§ **About this exercise**:
The whole listing, except its pictures, is to be repeated exactly.

== Segment start ==

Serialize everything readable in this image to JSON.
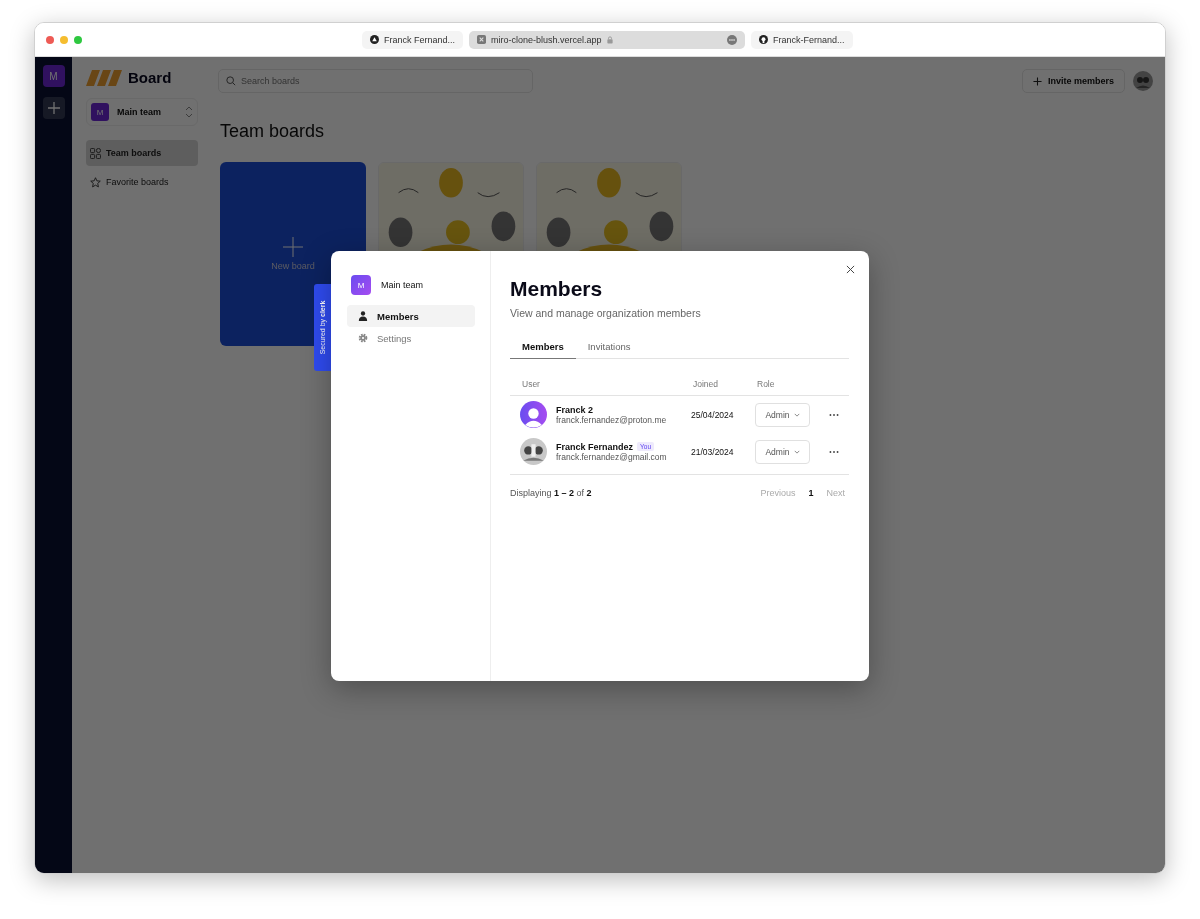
{
  "browser": {
    "tabs": [
      {
        "label": "Franck Fernand...",
        "selected": false
      },
      {
        "label": "miro-clone-blush.vercel.app",
        "selected": true
      },
      {
        "label": "Franck-Fernand...",
        "selected": false
      }
    ]
  },
  "rail": {
    "team_initial": "M"
  },
  "sidebar": {
    "logo": "Board",
    "team": {
      "initial": "M",
      "name": "Main team"
    },
    "items": [
      {
        "label": "Team boards",
        "selected": true
      },
      {
        "label": "Favorite boards",
        "selected": false
      }
    ]
  },
  "header": {
    "search": {
      "placeholder": "Search boards"
    },
    "invite_button": "Invite members"
  },
  "page_title": "Team boards",
  "boards": [
    {
      "kind": "new",
      "label": "New board"
    },
    {
      "kind": "picture"
    },
    {
      "kind": "picture"
    }
  ],
  "clerk_badge": {
    "prefix": "Secured by",
    "brand": "clerk"
  },
  "modal": {
    "org": {
      "initial": "M",
      "name": "Main team"
    },
    "nav": [
      {
        "label": "Members",
        "selected": true
      },
      {
        "label": "Settings",
        "selected": false
      }
    ],
    "title": "Members",
    "subtitle": "View and manage organization members",
    "tabs": [
      {
        "label": "Members",
        "selected": true
      },
      {
        "label": "Invitations",
        "selected": false
      }
    ],
    "columns": [
      "User",
      "Joined",
      "Role"
    ],
    "rows": [
      {
        "name": "Franck 2",
        "email": "franck.fernandez@proton.me",
        "joined": "25/04/2024",
        "role": "Admin"
      },
      {
        "name": "Franck Fernandez",
        "badge": "You",
        "email": "franck.fernandez@gmail.com",
        "joined": "21/03/2024",
        "role": "Admin"
      }
    ],
    "footer": "Displaying **1 – 2** of **2**",
    "pagination": {
      "previous": {
        "label": "Previous",
        "disabled": true
      },
      "page": "1",
      "next": {
        "label": "Next",
        "disabled": true
      }
    }
  }
}
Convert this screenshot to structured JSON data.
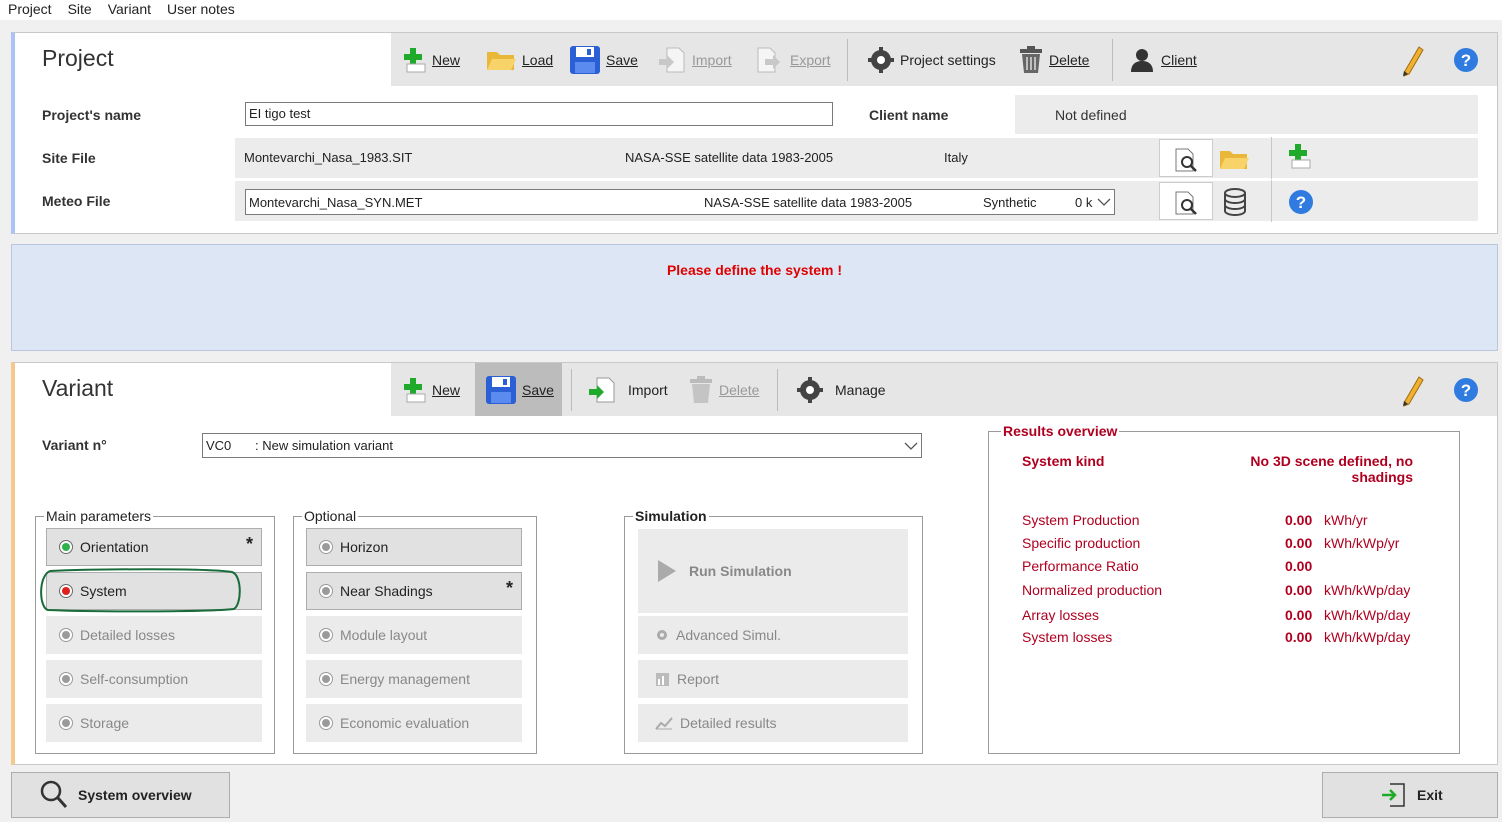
{
  "menu": [
    "Project",
    "Site",
    "Variant",
    "User notes"
  ],
  "project": {
    "title": "Project",
    "toolbar": {
      "new": "New",
      "load": "Load",
      "save": "Save",
      "import": "Import",
      "export": "Export",
      "settings": "Project settings",
      "delete": "Delete",
      "client": "Client"
    },
    "name_label": "Project's name",
    "name_value": "EI tigo test",
    "client_label": "Client name",
    "client_value": "Not defined",
    "site_label": "Site File",
    "site_file": "Montevarchi_Nasa_1983.SIT",
    "site_source": "NASA-SSE satellite data 1983-2005",
    "site_country": "Italy",
    "meteo_label": "Meteo File",
    "meteo_file": "Montevarchi_Nasa_SYN.MET",
    "meteo_source": "NASA-SSE satellite data 1983-2005",
    "meteo_type": "Synthetic",
    "meteo_extra": "0 k"
  },
  "message": "Please define the system !",
  "variant": {
    "title": "Variant",
    "toolbar": {
      "new": "New",
      "save": "Save",
      "import": "Import",
      "delete": "Delete",
      "manage": "Manage"
    },
    "num_label": "Variant n°",
    "num_code": "VC0",
    "num_desc": ": New simulation variant",
    "main_params": {
      "label": "Main parameters",
      "items": [
        "Orientation",
        "System",
        "Detailed losses",
        "Self-consumption",
        "Storage"
      ]
    },
    "optional": {
      "label": "Optional",
      "items": [
        "Horizon",
        "Near Shadings",
        "Module layout",
        "Energy management",
        "Economic evaluation"
      ]
    },
    "simulation": {
      "label": "Simulation",
      "run": "Run Simulation",
      "advanced": "Advanced Simul.",
      "report": "Report",
      "detailed": "Detailed results"
    },
    "results": {
      "label": "Results overview",
      "kind_label": "System kind",
      "kind_value": "No 3D scene defined, no shadings",
      "rows": [
        {
          "name": "System Production",
          "value": "0.00",
          "unit": "kWh/yr"
        },
        {
          "name": "Specific production",
          "value": "0.00",
          "unit": "kWh/kWp/yr"
        },
        {
          "name": "Performance Ratio",
          "value": "0.00",
          "unit": ""
        },
        {
          "name": "Normalized production",
          "value": "0.00",
          "unit": "kWh/kWp/day"
        },
        {
          "name": "Array losses",
          "value": "0.00",
          "unit": "kWh/kWp/day"
        },
        {
          "name": "System losses",
          "value": "0.00",
          "unit": "kWh/kWp/day"
        }
      ]
    }
  },
  "bottom": {
    "overview": "System overview",
    "exit": "Exit"
  },
  "colors": {
    "accent_project": "#a9c4f5",
    "accent_variant": "#f7c88c",
    "message": "#e00000",
    "results": "#b00020",
    "annotation": "#1a6b3a"
  }
}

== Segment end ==

§ **Response to the task**:
Serialize everything readable in this image to JSON.
{
  "browser": {
    "tabs": [
      {
        "label": "Franck Fernand...",
        "selected": false
      },
      {
        "label": "miro-clone-blush.vercel.app",
        "selected": true
      },
      {
        "label": "Franck-Fernand...",
        "selected": false
      }
    ]
  },
  "rail": {
    "team_initial": "M"
  },
  "sidebar": {
    "logo": "Board",
    "team": {
      "initial": "M",
      "name": "Main team"
    },
    "items": [
      {
        "label": "Team boards",
        "selected": true
      },
      {
        "label": "Favorite boards",
        "selected": false
      }
    ]
  },
  "header": {
    "search": {
      "placeholder": "Search boards"
    },
    "invite_button": "Invite members"
  },
  "page_title": "Team boards",
  "boards": [
    {
      "kind": "new",
      "label": "New board"
    },
    {
      "kind": "picture"
    },
    {
      "kind": "picture"
    }
  ],
  "clerk_badge": {
    "prefix": "Secured by",
    "brand": "clerk"
  },
  "modal": {
    "org": {
      "initial": "M",
      "name": "Main team"
    },
    "nav": [
      {
        "label": "Members",
        "selected": true
      },
      {
        "label": "Settings",
        "selected": false
      }
    ],
    "title": "Members",
    "subtitle": "View and manage organization members",
    "tabs": [
      {
        "label": "Members",
        "selected": true
      },
      {
        "label": "Invitations",
        "selected": false
      }
    ],
    "columns": [
      "User",
      "Joined",
      "Role"
    ],
    "rows": [
      {
        "name": "Franck 2",
        "email": "franck.fernandez@proton.me",
        "joined": "25/04/2024",
        "role": "Admin"
      },
      {
        "name": "Franck Fernandez",
        "badge": "You",
        "email": "franck.fernandez@gmail.com",
        "joined": "21/03/2024",
        "role": "Admin"
      }
    ],
    "footer": "Displaying **1 – 2** of **2**",
    "pagination": {
      "previous": {
        "label": "Previous",
        "disabled": true
      },
      "page": "1",
      "next": {
        "label": "Next",
        "disabled": true
      }
    }
  }
}
Convert this screenshot to structured JSON data.
{
  "menu": [
    "Project",
    "Site",
    "Variant",
    "User notes"
  ],
  "project": {
    "title": "Project",
    "toolbar": {
      "new": "New",
      "load": "Load",
      "save": "Save",
      "import": "Import",
      "export": "Export",
      "settings": "Project settings",
      "delete": "Delete",
      "client": "Client"
    },
    "name_label": "Project's name",
    "name_value": "EI tigo test",
    "client_label": "Client name",
    "client_value": "Not defined",
    "site_label": "Site File",
    "site_file": "Montevarchi_Nasa_1983.SIT",
    "site_source": "NASA-SSE satellite data 1983-2005",
    "site_country": "Italy",
    "meteo_label": "Meteo File",
    "meteo_file": "Montevarchi_Nasa_SYN.MET",
    "meteo_source": "NASA-SSE satellite data 1983-2005",
    "meteo_type": "Synthetic",
    "meteo_extra": "0 k"
  },
  "message": "Please define the system !",
  "variant": {
    "title": "Variant",
    "toolbar": {
      "new": "New",
      "save": "Save",
      "import": "Import",
      "delete": "Delete",
      "manage": "Manage"
    },
    "num_label": "Variant n°",
    "num_code": "VC0",
    "num_desc": ": New simulation variant",
    "main_params": {
      "label": "Main parameters",
      "items": [
        "Orientation",
        "System",
        "Detailed losses",
        "Self-consumption",
        "Storage"
      ]
    },
    "optional": {
      "label": "Optional",
      "items": [
        "Horizon",
        "Near Shadings",
        "Module layout",
        "Energy management",
        "Economic evaluation"
      ]
    },
    "simulation": {
      "label": "Simulation",
      "run": "Run Simulation",
      "advanced": "Advanced Simul.",
      "report": "Report",
      "detailed": "Detailed results"
    },
    "results": {
      "label": "Results overview",
      "kind_label": "System kind",
      "kind_value": "No 3D scene defined, no shadings",
      "rows": [
        {
          "name": "System Production",
          "value": "0.00",
          "unit": "kWh/yr"
        },
        {
          "name": "Specific production",
          "value": "0.00",
          "unit": "kWh/kWp/yr"
        },
        {
          "name": "Performance Ratio",
          "value": "0.00",
          "unit": ""
        },
        {
          "name": "Normalized production",
          "value": "0.00",
          "unit": "kWh/kWp/day"
        },
        {
          "name": "Array losses",
          "value": "0.00",
          "unit": "kWh/kWp/day"
        },
        {
          "name": "System losses",
          "value": "0.00",
          "unit": "kWh/kWp/day"
        }
      ]
    }
  },
  "bottom": {
    "overview": "System overview",
    "exit": "Exit"
  },
  "colors": {
    "accent_project": "#a9c4f5",
    "accent_variant": "#f7c88c",
    "message": "#e00000",
    "results": "#b00020",
    "annotation": "#1a6b3a"
  }
}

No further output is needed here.